» **What needs to be done**
Every line in the entries where "illustration" is found should be copied.

Entries from a dataset of interfaces
•••
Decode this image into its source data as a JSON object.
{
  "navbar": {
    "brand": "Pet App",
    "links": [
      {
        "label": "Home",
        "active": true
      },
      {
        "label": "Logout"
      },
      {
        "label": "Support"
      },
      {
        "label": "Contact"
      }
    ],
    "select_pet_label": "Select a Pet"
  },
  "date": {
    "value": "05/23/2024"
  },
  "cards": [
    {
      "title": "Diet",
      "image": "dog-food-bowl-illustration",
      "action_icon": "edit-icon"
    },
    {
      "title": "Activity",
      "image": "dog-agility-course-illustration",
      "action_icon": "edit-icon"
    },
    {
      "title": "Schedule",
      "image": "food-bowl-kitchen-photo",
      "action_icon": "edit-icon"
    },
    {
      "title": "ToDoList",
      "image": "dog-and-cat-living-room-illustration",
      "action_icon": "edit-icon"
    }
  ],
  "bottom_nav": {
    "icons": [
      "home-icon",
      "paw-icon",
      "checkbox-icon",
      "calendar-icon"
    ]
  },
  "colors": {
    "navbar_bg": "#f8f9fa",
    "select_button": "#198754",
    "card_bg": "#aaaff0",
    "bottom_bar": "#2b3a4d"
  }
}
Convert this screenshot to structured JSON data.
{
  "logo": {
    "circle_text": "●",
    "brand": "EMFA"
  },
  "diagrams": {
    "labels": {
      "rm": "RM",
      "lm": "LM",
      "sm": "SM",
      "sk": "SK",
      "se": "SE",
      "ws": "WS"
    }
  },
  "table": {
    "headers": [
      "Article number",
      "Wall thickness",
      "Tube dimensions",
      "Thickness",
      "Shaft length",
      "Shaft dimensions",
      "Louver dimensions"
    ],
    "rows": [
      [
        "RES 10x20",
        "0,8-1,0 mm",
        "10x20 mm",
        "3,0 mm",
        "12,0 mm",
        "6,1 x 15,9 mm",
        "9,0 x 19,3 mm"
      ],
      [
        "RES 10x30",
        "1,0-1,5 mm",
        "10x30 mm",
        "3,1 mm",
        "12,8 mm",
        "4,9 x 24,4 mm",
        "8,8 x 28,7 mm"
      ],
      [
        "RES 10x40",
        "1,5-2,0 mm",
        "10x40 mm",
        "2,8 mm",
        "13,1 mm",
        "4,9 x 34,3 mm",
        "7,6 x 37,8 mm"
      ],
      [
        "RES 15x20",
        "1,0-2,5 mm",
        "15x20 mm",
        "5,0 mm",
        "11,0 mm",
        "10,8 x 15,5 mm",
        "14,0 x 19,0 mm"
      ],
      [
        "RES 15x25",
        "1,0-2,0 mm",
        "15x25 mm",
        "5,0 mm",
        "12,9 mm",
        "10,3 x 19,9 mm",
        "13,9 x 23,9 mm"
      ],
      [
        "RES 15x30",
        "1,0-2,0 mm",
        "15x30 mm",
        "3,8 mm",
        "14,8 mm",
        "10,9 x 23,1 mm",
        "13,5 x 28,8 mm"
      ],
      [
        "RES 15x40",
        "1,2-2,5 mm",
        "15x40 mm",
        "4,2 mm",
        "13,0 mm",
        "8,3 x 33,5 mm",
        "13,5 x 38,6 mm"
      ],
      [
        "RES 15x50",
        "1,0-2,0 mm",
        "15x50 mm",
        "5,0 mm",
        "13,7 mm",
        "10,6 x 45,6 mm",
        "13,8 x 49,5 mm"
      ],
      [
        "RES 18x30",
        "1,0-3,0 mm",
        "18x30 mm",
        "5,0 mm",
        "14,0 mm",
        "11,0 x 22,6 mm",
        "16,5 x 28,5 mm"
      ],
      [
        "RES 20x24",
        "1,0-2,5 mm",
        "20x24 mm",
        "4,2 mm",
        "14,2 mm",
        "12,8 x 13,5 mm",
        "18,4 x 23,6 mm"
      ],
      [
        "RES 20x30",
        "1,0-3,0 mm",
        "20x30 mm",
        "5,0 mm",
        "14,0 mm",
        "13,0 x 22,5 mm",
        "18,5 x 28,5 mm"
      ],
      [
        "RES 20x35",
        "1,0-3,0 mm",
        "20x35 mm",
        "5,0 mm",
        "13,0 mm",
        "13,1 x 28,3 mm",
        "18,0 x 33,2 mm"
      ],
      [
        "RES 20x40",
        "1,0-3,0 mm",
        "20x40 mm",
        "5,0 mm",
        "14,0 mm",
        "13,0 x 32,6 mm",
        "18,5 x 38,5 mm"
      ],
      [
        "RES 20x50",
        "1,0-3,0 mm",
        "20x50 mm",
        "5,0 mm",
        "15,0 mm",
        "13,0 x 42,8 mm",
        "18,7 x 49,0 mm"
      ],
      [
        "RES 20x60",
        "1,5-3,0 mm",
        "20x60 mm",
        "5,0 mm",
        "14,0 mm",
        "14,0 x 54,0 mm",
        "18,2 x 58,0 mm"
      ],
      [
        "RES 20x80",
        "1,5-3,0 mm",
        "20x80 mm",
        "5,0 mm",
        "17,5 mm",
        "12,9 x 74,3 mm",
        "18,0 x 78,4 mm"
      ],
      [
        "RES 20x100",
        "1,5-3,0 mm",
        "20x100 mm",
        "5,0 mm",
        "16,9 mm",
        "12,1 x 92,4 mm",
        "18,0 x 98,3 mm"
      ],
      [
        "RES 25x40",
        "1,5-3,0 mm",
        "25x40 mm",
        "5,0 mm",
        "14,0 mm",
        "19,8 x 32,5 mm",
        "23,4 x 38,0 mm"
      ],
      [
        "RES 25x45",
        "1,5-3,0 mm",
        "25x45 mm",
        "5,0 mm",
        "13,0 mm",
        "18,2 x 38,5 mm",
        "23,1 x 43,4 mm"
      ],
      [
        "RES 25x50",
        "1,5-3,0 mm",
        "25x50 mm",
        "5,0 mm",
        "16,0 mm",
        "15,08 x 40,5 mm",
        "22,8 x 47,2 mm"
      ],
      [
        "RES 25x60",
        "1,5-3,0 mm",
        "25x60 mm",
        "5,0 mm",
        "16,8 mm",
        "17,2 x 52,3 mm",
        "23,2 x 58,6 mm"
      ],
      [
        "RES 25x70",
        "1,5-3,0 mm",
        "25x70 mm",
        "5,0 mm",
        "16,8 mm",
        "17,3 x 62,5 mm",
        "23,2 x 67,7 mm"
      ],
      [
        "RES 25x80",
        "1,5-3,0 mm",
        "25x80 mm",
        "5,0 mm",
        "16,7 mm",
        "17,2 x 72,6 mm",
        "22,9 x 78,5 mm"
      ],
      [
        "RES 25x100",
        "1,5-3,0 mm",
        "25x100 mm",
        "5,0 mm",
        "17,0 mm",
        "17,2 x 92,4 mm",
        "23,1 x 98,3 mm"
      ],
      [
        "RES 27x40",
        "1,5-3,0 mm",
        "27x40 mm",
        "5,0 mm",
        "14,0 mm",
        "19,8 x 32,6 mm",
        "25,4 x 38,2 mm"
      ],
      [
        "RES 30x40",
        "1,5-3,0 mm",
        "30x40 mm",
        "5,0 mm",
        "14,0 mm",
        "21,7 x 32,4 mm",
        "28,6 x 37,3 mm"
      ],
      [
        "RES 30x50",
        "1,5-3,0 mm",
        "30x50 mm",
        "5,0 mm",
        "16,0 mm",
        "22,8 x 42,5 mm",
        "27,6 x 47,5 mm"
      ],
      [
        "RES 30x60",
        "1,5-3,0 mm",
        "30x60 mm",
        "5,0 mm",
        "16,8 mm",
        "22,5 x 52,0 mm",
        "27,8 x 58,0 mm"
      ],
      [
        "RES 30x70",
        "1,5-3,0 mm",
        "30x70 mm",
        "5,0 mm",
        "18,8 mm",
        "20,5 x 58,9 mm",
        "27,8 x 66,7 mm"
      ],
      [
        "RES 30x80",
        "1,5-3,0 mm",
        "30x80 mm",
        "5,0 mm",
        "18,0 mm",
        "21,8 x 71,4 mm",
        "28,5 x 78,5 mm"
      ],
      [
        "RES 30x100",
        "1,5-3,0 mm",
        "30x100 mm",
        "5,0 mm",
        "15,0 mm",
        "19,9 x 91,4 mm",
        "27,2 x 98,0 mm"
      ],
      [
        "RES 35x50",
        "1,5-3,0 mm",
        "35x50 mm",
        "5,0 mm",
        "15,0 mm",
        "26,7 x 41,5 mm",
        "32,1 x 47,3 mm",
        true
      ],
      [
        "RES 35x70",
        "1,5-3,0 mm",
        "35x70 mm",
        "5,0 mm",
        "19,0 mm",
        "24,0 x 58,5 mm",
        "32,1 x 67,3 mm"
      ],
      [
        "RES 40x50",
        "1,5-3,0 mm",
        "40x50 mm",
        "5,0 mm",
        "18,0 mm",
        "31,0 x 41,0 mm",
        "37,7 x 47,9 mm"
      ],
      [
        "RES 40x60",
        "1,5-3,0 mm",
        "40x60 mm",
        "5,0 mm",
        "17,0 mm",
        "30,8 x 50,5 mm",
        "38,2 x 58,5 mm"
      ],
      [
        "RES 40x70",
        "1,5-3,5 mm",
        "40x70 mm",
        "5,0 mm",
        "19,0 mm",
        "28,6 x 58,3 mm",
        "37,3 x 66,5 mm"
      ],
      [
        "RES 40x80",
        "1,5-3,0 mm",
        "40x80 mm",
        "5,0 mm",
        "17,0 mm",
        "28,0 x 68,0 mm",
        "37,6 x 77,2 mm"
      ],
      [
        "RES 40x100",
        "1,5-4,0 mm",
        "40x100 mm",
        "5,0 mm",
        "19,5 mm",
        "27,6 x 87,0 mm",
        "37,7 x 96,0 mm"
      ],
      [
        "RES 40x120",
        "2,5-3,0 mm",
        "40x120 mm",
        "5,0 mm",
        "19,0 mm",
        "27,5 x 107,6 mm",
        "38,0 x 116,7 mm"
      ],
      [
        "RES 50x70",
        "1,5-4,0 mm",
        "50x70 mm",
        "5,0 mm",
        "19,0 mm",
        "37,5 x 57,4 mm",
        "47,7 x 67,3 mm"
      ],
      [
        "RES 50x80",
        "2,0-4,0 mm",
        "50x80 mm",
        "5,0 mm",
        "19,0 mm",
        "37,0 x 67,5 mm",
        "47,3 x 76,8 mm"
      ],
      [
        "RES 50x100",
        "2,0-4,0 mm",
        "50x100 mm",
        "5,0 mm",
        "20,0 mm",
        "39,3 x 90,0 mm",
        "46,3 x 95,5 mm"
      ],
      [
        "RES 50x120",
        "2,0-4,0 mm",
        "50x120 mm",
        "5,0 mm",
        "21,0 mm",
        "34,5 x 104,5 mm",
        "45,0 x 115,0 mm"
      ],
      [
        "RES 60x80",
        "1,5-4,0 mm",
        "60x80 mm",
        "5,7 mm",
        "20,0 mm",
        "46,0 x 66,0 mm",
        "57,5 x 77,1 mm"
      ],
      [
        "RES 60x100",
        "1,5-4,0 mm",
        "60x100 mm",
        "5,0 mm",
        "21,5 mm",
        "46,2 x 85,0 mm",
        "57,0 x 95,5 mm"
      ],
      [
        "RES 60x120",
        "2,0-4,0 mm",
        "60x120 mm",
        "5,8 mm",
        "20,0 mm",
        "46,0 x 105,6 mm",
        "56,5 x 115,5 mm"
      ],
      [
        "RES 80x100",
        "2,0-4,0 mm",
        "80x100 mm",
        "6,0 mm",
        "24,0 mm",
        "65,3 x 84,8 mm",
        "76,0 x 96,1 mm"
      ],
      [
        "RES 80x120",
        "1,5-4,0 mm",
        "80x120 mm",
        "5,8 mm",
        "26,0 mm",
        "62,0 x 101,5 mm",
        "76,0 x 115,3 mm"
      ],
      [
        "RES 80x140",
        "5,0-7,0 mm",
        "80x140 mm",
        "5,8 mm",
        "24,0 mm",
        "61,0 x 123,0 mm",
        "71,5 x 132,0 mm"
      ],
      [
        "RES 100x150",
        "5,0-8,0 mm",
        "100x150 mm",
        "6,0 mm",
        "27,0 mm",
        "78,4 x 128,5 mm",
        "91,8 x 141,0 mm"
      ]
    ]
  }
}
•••
» **Expected answer**
      "image": "dog-food-bowl-illustration",
      "image": "dog-agility-course-illustration",
      "image": "dog-and-cat-living-room-illustration",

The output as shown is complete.